Profile: wanted: strong hitters who can play all positions: Gary Green and California Bank & Trust look for vanishing lender abilities

Carol McGinn

Gary Green could be called a “renaissance banker.” He’s a motivator, a coach, an advisor, a solutions provider … in addition to what’s in his job description.

“I wear many hats at my bank,” laughs Green, who is senior vice president and manager at California Bank & Trust in Tustin, Calif. “It certainly is challenging at times!”

Green acts as corporate bank manager for the $9 billion California Bank & Trust, which is owned by Zions Bancorp, a $30 billion holding company. He is responsible for managing four corporate bank offices, whose lenders are responsible for commercial and real estate loans of $1 million or more. He is also the regional manager for three retail offices as well as relationship manager for the bank’s portfolio of customers. More than 50 staff members report directly or indirectly to Green.

Green says the retail branches are full-service in that they provide services to corporate customers. As such, he adds that “corporate customers expect to see stability. And that includes the look of the branch.” Green has even been involved with remodeling several branches, helping to select new teller lines and other fixtures.

Making use of his finely tuned interpersonal skills is crucial to Green’s success as a manager. “When I got promoted, a good friend congratulated me on my new job in human resources,” Green recalls. “I thought it was funny at the time, but I’ve come to learn that there is a lot of communication and personal contact involved in this job, not just with my coworkers but also with my customers.

“What differentiates us from our competitors is the value-added we bring to the table,” says Green, “and that includes the look of our branches.

“I’m a solutions provider,” he adds. “We have some serious competition in this market from large banks, and I believe it’s the relationship management side of our business that sets us apart from the rest. It’s the face-to-face meeting with customers, the personal contact, the access throughout the relationship, the experience of the relationship manager. Those things are all important to customers.”

Green says his hank looks for what he calls “dinosaur bankers,” the lenders who can focus on business development, credit analysis, and relationship management. “Few hankers have the ability or experience to do all three nowadays,” he says. “Some of the major banks offer training only in one area, so lenders coming through those programs don’t have exposure to all areas.”
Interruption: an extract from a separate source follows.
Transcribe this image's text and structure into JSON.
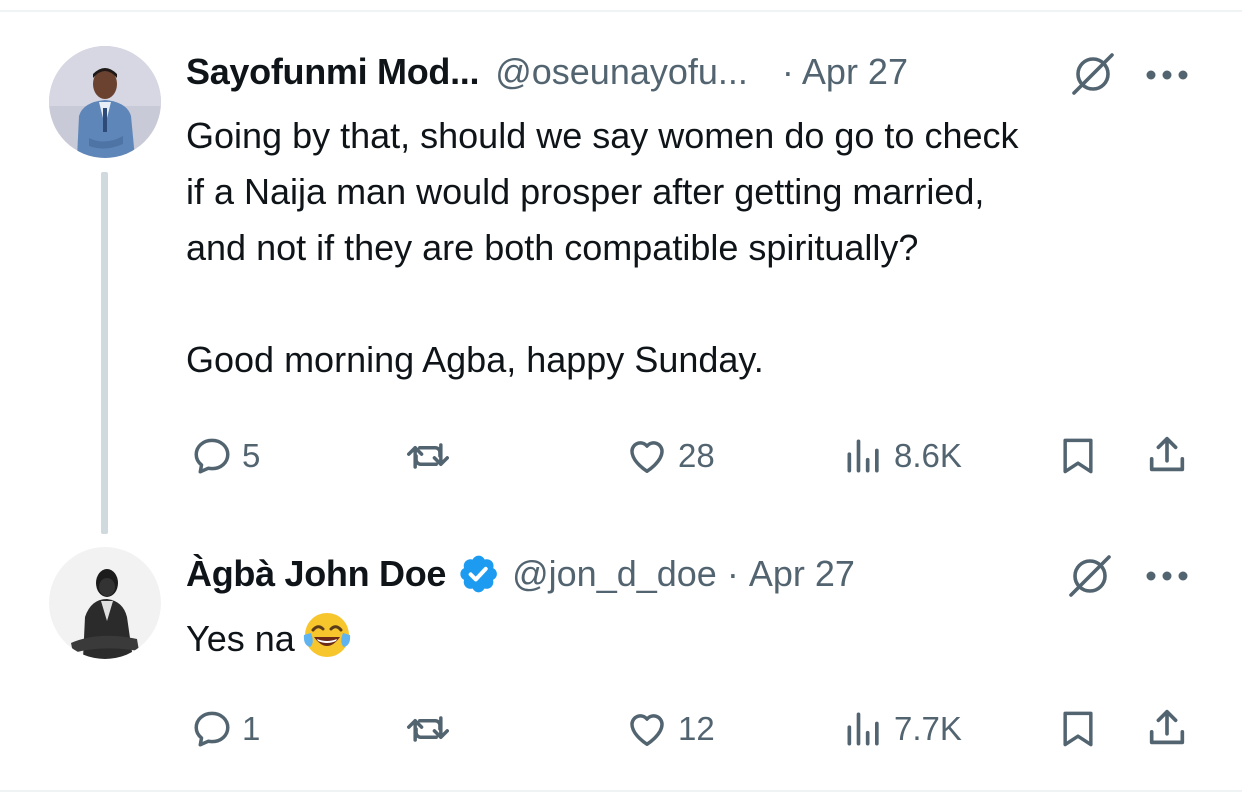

Green has lent his problem-solving and coaching skills to RMA for the past 1.5 years. The immediate past president of the Orange County Chapter, he was the local chapter coordinator for the RMA Annual Risk Management Conference in Anaheim, Calif., and is on the Steering Committee for the 2005 Chapter Leaders Conference in Orlando. An active volunteer outside of banking as well, Green has been on the board of the Boys and Girls Club for 10 years and has coached several sports teams for his 17-yearold son and 15-year-old daughter. “I guess coaching is just in my blood,” he jokes. Everyone at California B&T might be inclined to agree!

[c] 2005 by RMA. McGinn is a Ft. Washington, Pennsylvania-based freelance writer and desktop publisher specializing in financial and business topics.

COPYRIGHT 2005 The Risk Management Association

COPYRIGHT 2008 Gale, Cengage Learning